According to the Diagnostic and Statistical Manual of Mental Disorders, Fifth Edition (DSM-5), the signs and symptoms of gabapentin addiction include:
- Taking gabapentin in larger amounts or for longer periods than originally intended
- Wanting to cut down or stop your gabapentin use but being unable to
- Spending most of your time either obtaining, using, or recovering from the use of gabapentin
- Experiencing cravings for gabapentin or urges to use gabapentin
- Failing to manage your life at home, work, or school because of your gabapentin use
- Continuing to use gabapentin even when it causes relationship problems with your family or friends
- Giving up or missing important activities because of your gabapentin use
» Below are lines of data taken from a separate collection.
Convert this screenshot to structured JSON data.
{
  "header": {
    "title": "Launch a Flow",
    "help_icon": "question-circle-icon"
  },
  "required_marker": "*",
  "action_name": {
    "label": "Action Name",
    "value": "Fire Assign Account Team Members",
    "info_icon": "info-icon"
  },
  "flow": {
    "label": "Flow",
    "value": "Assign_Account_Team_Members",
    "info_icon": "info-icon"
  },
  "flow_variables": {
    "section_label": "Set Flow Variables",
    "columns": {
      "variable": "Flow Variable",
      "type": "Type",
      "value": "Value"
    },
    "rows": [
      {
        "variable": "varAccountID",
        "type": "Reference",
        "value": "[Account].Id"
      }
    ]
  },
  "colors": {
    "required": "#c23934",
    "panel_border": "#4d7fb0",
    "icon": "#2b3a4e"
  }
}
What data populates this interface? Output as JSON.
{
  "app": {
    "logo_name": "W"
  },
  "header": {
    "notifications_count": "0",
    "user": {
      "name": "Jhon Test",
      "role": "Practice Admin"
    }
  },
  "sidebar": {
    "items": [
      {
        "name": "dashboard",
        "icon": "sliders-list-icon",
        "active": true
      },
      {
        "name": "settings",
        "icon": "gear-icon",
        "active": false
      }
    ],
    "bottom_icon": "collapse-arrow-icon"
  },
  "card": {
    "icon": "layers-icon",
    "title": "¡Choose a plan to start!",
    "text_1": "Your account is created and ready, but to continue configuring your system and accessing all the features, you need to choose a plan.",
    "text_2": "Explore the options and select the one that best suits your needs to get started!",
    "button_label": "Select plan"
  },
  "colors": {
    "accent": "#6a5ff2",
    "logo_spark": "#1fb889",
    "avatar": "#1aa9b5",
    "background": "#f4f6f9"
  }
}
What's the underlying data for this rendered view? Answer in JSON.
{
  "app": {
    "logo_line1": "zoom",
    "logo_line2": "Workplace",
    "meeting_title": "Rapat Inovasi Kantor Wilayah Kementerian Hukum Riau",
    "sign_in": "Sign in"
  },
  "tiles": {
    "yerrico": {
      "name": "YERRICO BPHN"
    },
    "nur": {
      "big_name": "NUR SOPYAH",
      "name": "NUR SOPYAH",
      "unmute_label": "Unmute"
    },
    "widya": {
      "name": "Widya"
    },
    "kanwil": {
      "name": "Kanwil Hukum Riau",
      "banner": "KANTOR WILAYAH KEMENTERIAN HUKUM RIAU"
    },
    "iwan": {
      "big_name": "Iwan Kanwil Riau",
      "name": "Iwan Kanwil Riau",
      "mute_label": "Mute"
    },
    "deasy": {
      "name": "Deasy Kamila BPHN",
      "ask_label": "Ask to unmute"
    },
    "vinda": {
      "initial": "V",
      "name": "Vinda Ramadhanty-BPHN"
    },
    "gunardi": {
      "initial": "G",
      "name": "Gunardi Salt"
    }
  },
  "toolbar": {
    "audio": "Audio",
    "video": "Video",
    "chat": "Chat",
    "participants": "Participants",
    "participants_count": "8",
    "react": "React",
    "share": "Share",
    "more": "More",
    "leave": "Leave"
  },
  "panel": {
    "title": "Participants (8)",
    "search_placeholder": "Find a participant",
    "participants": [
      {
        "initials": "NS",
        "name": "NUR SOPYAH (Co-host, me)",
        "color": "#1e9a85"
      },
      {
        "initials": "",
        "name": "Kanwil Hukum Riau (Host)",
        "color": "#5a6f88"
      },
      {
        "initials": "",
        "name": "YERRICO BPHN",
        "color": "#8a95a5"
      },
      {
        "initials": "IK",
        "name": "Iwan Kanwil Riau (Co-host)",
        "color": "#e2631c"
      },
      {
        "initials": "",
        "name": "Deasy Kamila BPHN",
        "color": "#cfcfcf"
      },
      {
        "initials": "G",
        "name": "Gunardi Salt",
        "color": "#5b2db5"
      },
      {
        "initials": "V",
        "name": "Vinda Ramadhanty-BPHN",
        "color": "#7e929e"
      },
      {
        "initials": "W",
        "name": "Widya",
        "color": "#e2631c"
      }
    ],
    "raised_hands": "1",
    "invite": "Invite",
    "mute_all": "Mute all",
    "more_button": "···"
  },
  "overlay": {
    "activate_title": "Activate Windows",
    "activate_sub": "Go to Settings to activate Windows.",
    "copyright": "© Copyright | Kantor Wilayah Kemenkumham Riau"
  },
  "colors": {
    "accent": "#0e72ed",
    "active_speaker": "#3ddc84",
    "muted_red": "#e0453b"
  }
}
- Using gabapentin over and over, even when it’s dangerous
- Continuing to use gabapentin even when you know it might have caused a physical or psychological problem or made one you already have worse
- Needing to use more gabapentin to get the effect or high you want (tolerance)
- Developing gabapentin withdrawal symptoms, only relieved by taking more gabapentin
If you need help getting treatment for a gabapentin addiction, talk to a treatment specialist today to discuss your rehab options. Give us a call at 1-800-429-7690.
What is the Difference Between Dependence and Addiction?
To understand the difference between gabapentin dependence and gabapentin addiction, you need to separate them into two categories: physiological and behavioral.
Gabapentin dependence is largely physiological. When you’re dependent on gabapentin, your body has adjusted to the presence of this drug and needs it in order to function optimally. When you suddenly stop taking it, you will experience gabapentin withdrawal symptoms, which are unpleasant and distressing. Dependence can occur in someone who is taking this medication exactly as directed.
Gabapentin addiction is a pattern of behaviors. It’s about compulsion—an inability to change your drug-seeking behavior even though it causes harm to yourself or negative consequences.
Find the Best Rehab for Gabapentin Addiction
If you or someone you know is addicted to gabapentin, rehab can help. The right program will provide the personalized treatment you need for not only gabapentin addiction but also safe withdrawal and recovery.
Two options exist for gabapentin addiction treatment: inpatient and outpatient.
Inpatient rehab involves checking into a specialized facility for around-the-clock treatment. Here you’ll receive thorough medical care as well as therapies and routines to help you break your gabapentin addiction and prepare you for a sober life. This is the best choice for you if your gabapentin addiction is severe.
Outpatient rehab will allow you to receive treatment for addiction while remaining in your current situation at home, work, or school. You’ll regularly visit a treatment center for a set amount of time until your program ends. Often, this means an hour-long visit daily, with one longer session per week for group sessions or additional therapies. This is a good choice if you don’t need the intensive intervention that inpatient rehab provides and if you’re still able to balance life while getting the help you need.